Scott Nye’s review published on Letterboxd:
First view - a tiny dorm TV, freshman year of college, 2005/2006, DVD. First Cary Grant film. Didn't really get much out of it.
Second view - my current TV, fresh out of college, 2009, the then-new Blu-ray. Found it more beautiful, but still didn't see it as anywhere near as interesting as people made it out to be.
Third view - said TV, well into the work force, 2017, the now-old-but-still-outstanding Blu-ray. Utterly enchanted from the opening credits onward. Back in college, a classmate suggested the film was so implausible that it had to be a story Cary Grant was telling Eva Marie Saint during the long train ride on which we find them at the end. Whether you feel this stands up or not, of all the Hitchcock films that do not depend on some bending of the psychosis, this is one of the more unreal. Bernard Hermann's score in particular never lets us feel at ease no matter how breezy Grant may make the romance. And the constant, truly insane reversals of plot and methods of killing Grant suggest a logic in the film that is not that of our world.
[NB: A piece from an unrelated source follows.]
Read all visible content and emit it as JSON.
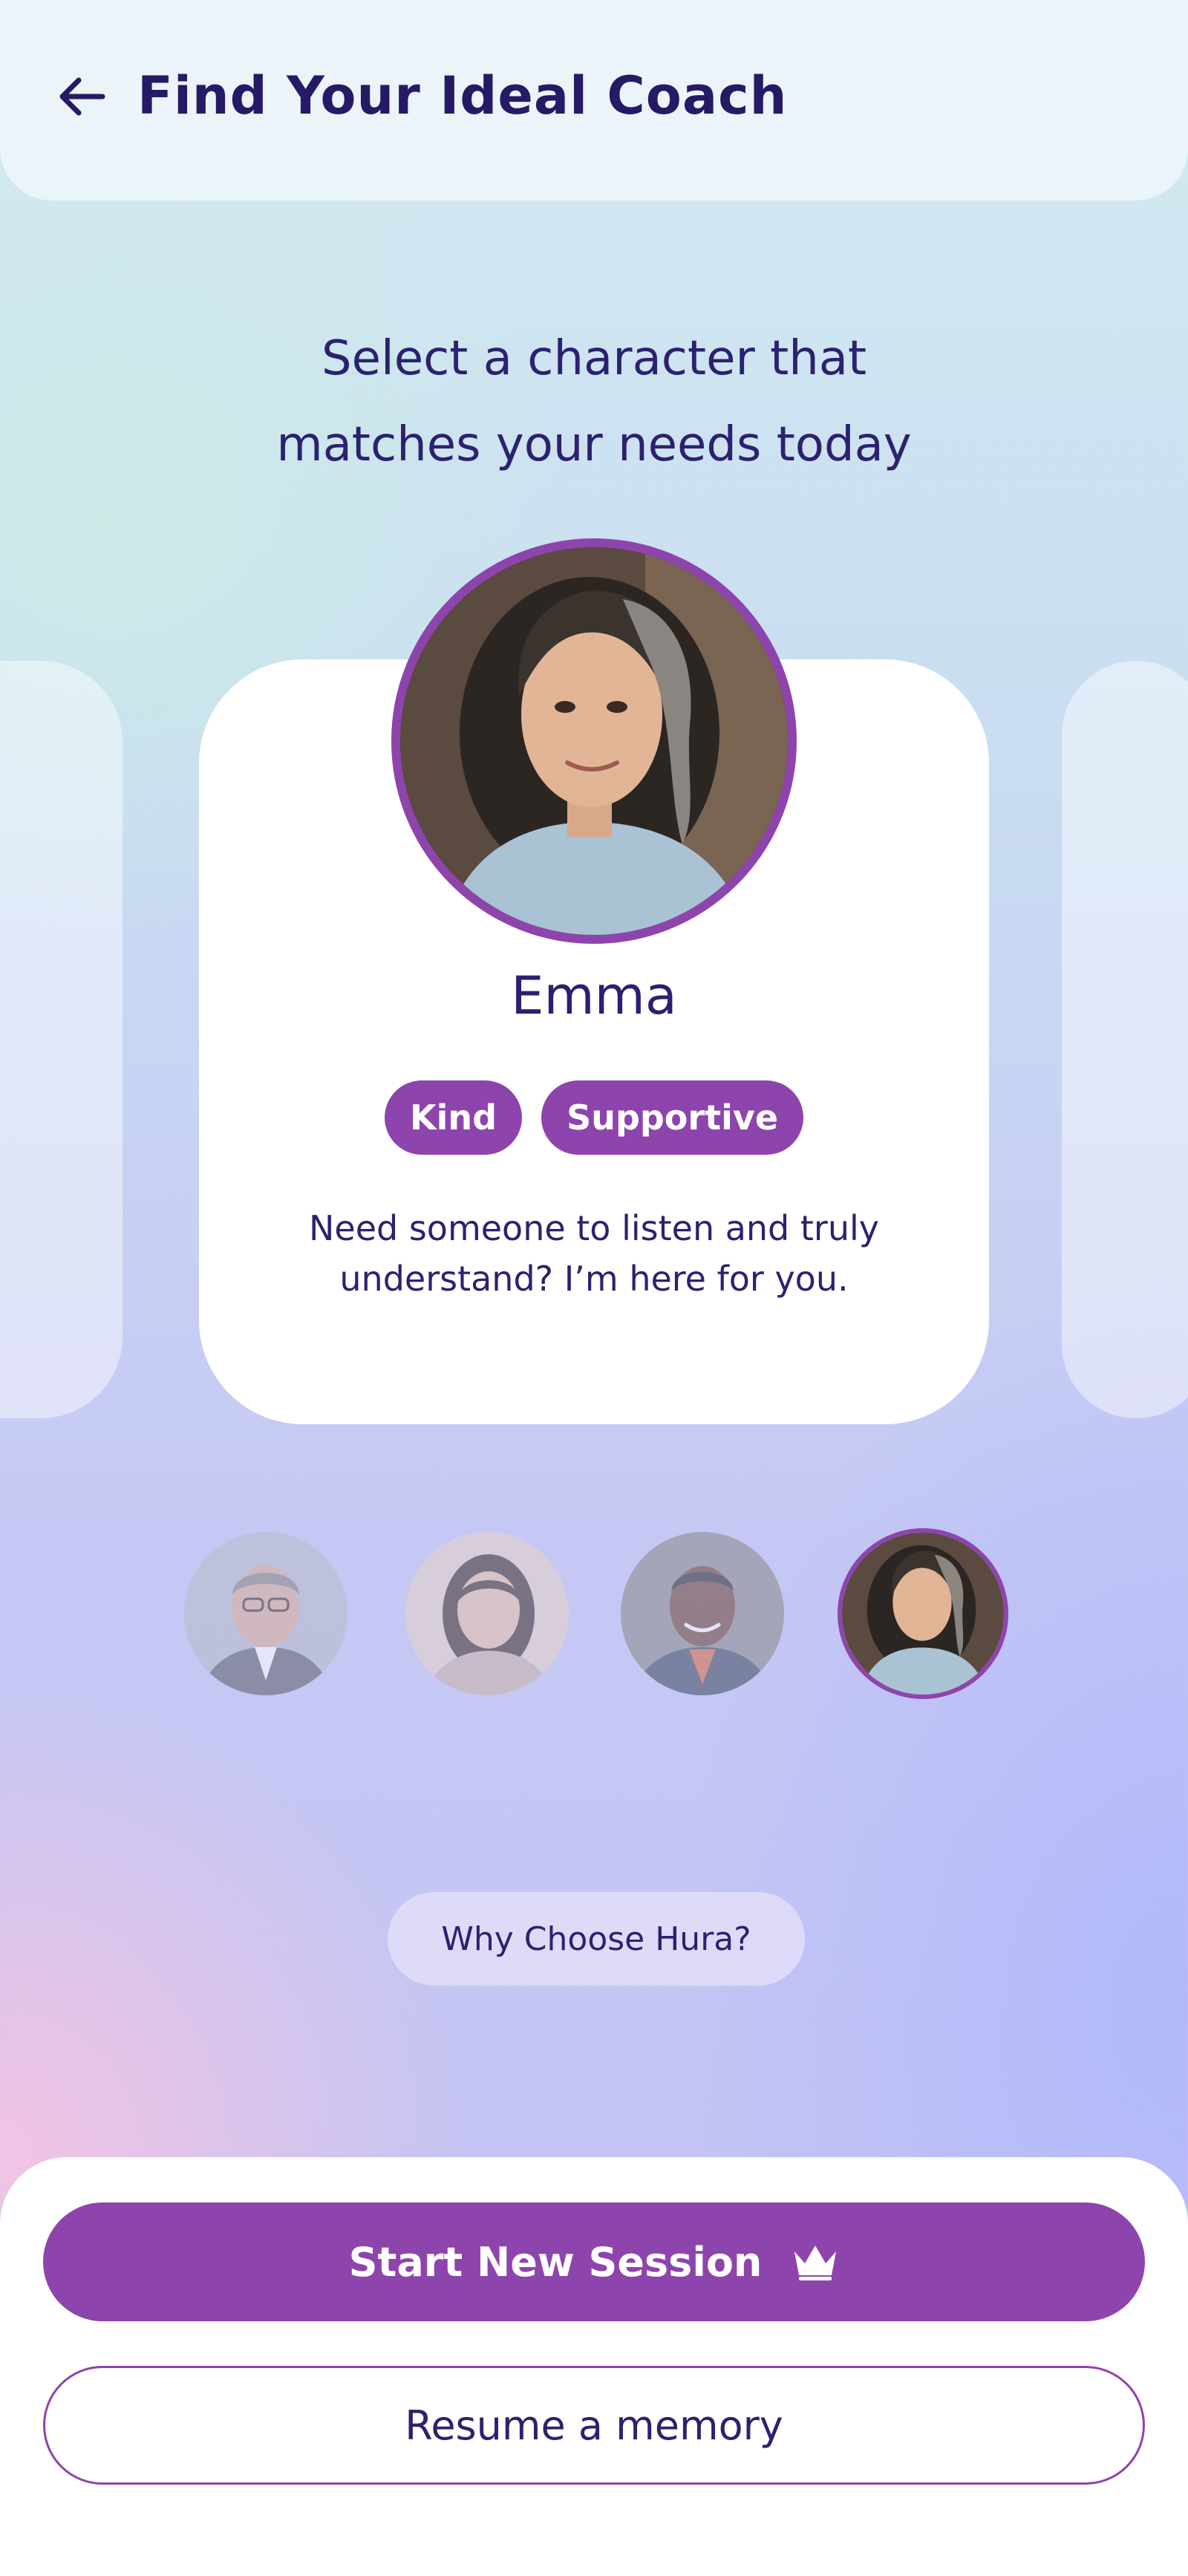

I'm obviously accustomed to seeing a great deal of Hitchcock in De Palma, but this was the first time I saw so much De Palma in Hitchcock.